*Description of the task:* Each line below that contains the word "true" must be copied.

───── Provided material ─────

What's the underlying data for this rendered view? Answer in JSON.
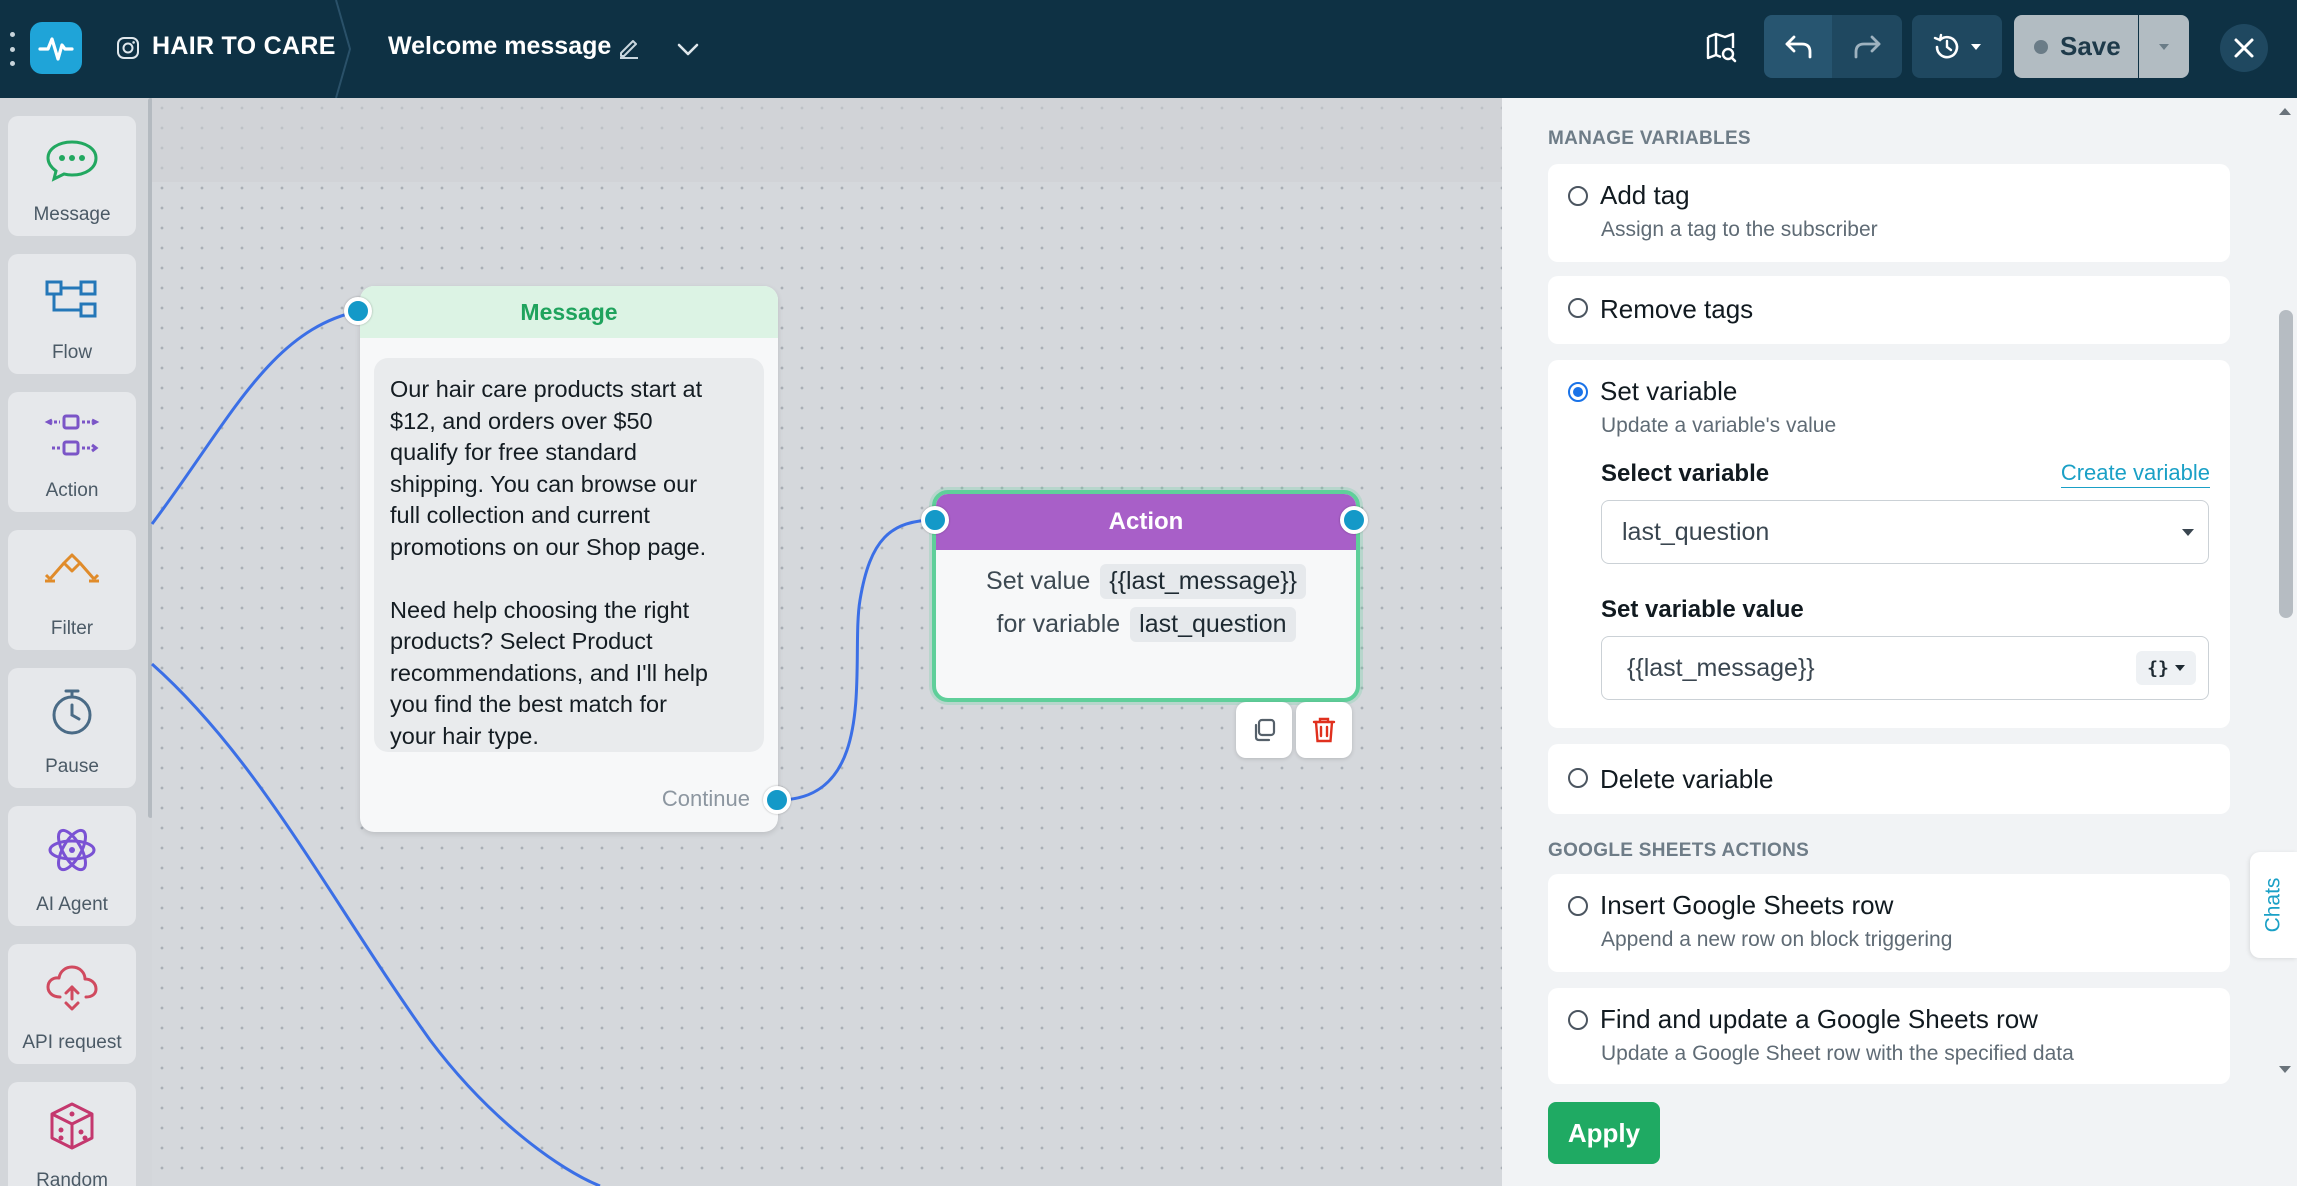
{
  "header": {
    "brand": "HAIR TO CARE",
    "flow_title": "Welcome message",
    "save_label": "Save"
  },
  "toolbox": {
    "items": [
      {
        "label": "Message",
        "icon": "message-bubble-icon"
      },
      {
        "label": "Flow",
        "icon": "flow-icon"
      },
      {
        "label": "Action",
        "icon": "action-icon"
      },
      {
        "label": "Filter",
        "icon": "filter-icon"
      },
      {
        "label": "Pause",
        "icon": "stopwatch-icon"
      },
      {
        "label": "AI Agent",
        "icon": "ai-agent-icon"
      },
      {
        "label": "API request",
        "icon": "api-cloud-icon"
      },
      {
        "label": "Random",
        "icon": "dice-icon"
      }
    ]
  },
  "canvas": {
    "message_node": {
      "title": "Message",
      "text": "Our hair care products start at\n$12, and orders over $50\nqualify for free standard\nshipping. You can browse our\nfull collection and current\npromotions on our Shop page.\n\nNeed help choosing the right\nproducts? Select Product\nrecommendations, and I'll help\nyou find the best match for\nyour hair type.",
      "continue_label": "Continue"
    },
    "action_node": {
      "title": "Action",
      "set_value_label": "Set value",
      "value_pill": "{{last_message}}",
      "for_variable_label": "for variable",
      "variable_pill": "last_question"
    }
  },
  "panel": {
    "manage_variables_heading": "MANAGE VARIABLES",
    "add_tag": {
      "title": "Add tag",
      "desc": "Assign a tag to the subscriber"
    },
    "remove_tags": {
      "title": "Remove tags"
    },
    "set_variable": {
      "title": "Set variable",
      "desc": "Update a variable's value",
      "select_label": "Select variable",
      "create_link": "Create variable",
      "selected_value": "last_question",
      "value_label": "Set variable value",
      "value_input": "{{last_message}}",
      "var_button": "{}"
    },
    "delete_variable": {
      "title": "Delete variable"
    },
    "google_sheets_heading": "GOOGLE SHEETS ACTIONS",
    "insert_row": {
      "title": "Insert Google Sheets row",
      "desc": "Append a new row on block triggering"
    },
    "find_update_row": {
      "title": "Find and update a Google Sheets row",
      "desc": "Update a Google Sheet row with the specified data"
    },
    "apply_label": "Apply",
    "chats_tab": "Chats"
  },
  "colors": {
    "topbar": "#0e3144",
    "message_header": "#1fa35d",
    "action_header": "#a85fc8",
    "port": "#1499c8",
    "wire": "#3b6fe6",
    "apply": "#1faa63",
    "link": "#1aa0c6"
  }
}
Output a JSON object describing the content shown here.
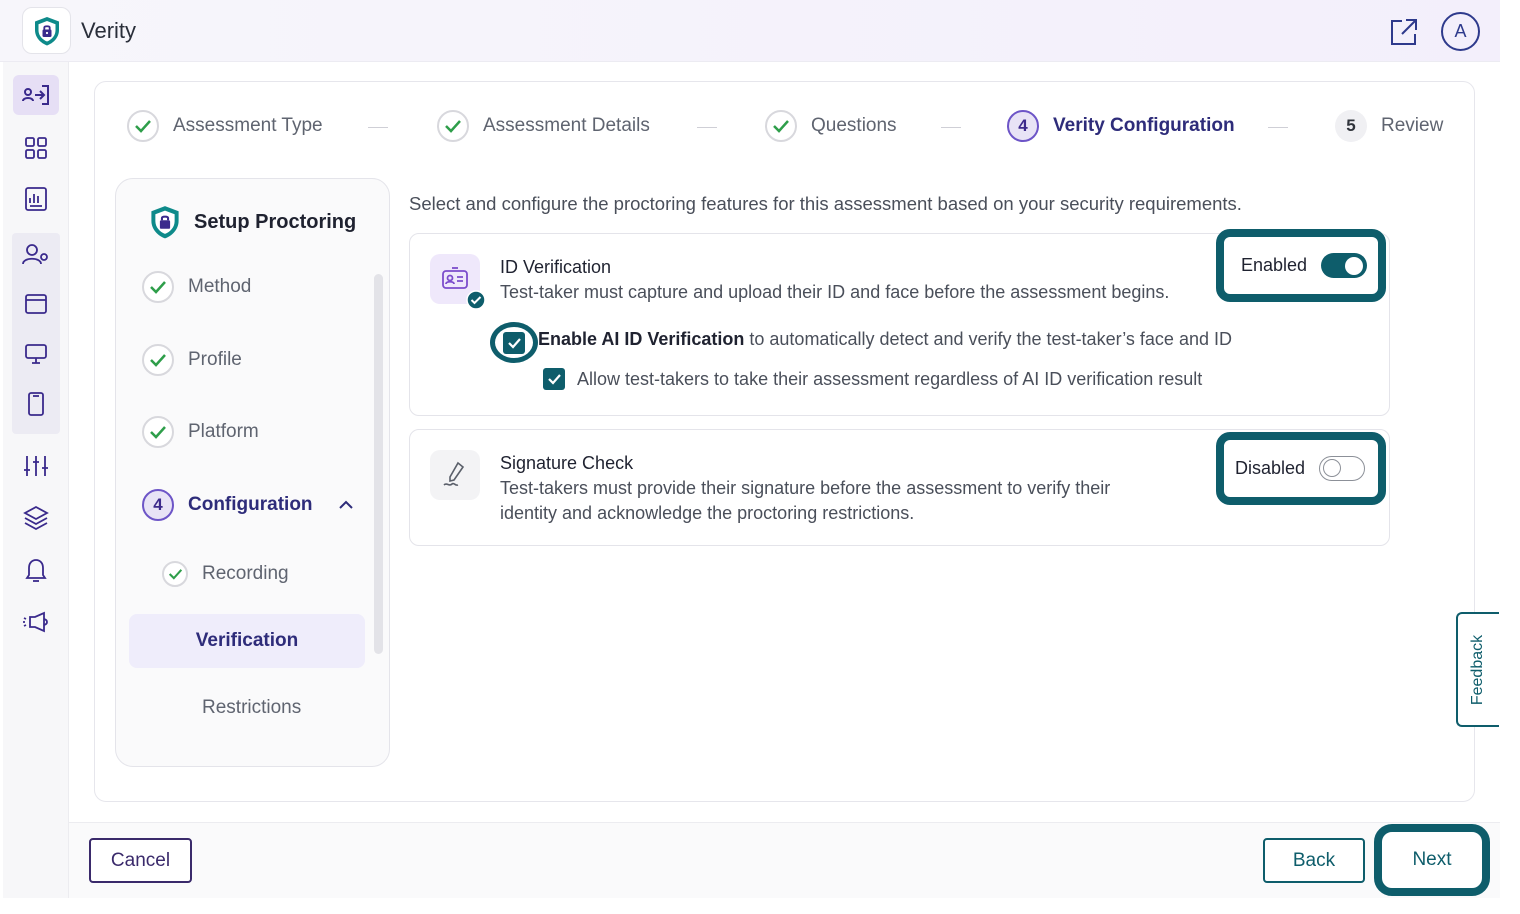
{
  "app": {
    "title": "Verity",
    "avatar_initial": "A",
    "accent": "#0e5d6b",
    "brand": "#6d55c7"
  },
  "sidebar": {
    "icons": [
      "login-arrow-icon",
      "grid-icon",
      "report-icon",
      "user-settings-icon",
      "window-icon",
      "monitor-icon",
      "mobile-icon",
      "sliders-icon",
      "layers-icon",
      "bell-icon",
      "megaphone-icon"
    ]
  },
  "stepper": {
    "steps": [
      {
        "label": "Assessment Type",
        "state": "done"
      },
      {
        "label": "Assessment Details",
        "state": "done"
      },
      {
        "label": "Questions",
        "state": "done"
      },
      {
        "label": "Verity Configuration",
        "number": "4",
        "state": "current"
      },
      {
        "label": "Review",
        "number": "5",
        "state": "todo"
      }
    ]
  },
  "setup": {
    "title": "Setup Proctoring",
    "items": [
      {
        "label": "Method"
      },
      {
        "label": "Profile"
      },
      {
        "label": "Platform"
      }
    ],
    "config": {
      "number": "4",
      "label": "Configuration"
    },
    "sub_items": {
      "recording": "Recording",
      "verification": "Verification",
      "restrictions": "Restrictions"
    }
  },
  "intro": "Select and configure the proctoring features for this assessment based on your security requirements.",
  "id_verification": {
    "title": "ID Verification",
    "description": "Test-taker must capture and upload their ID and face before the assessment begins.",
    "toggle_label": "Enabled",
    "enabled": true,
    "ai_bold": "Enable AI ID Verification",
    "ai_rest": " to automatically detect and verify the test-taker’s face and ID",
    "ai_checked": true,
    "allow_label": "Allow test-takers to take their assessment regardless of AI ID verification result",
    "allow_checked": true
  },
  "signature_check": {
    "title": "Signature Check",
    "description_line1": "Test-takers must provide their signature before the assessment to verify their",
    "description_line2": "identity and acknowledge the proctoring restrictions.",
    "toggle_label": "Disabled",
    "enabled": false
  },
  "feedback": "Feedback",
  "footer": {
    "cancel": "Cancel",
    "back": "Back",
    "next": "Next"
  }
}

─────

*Task result:*
    "enabled": true,
    "ai_checked": true,
    "allow_checked": true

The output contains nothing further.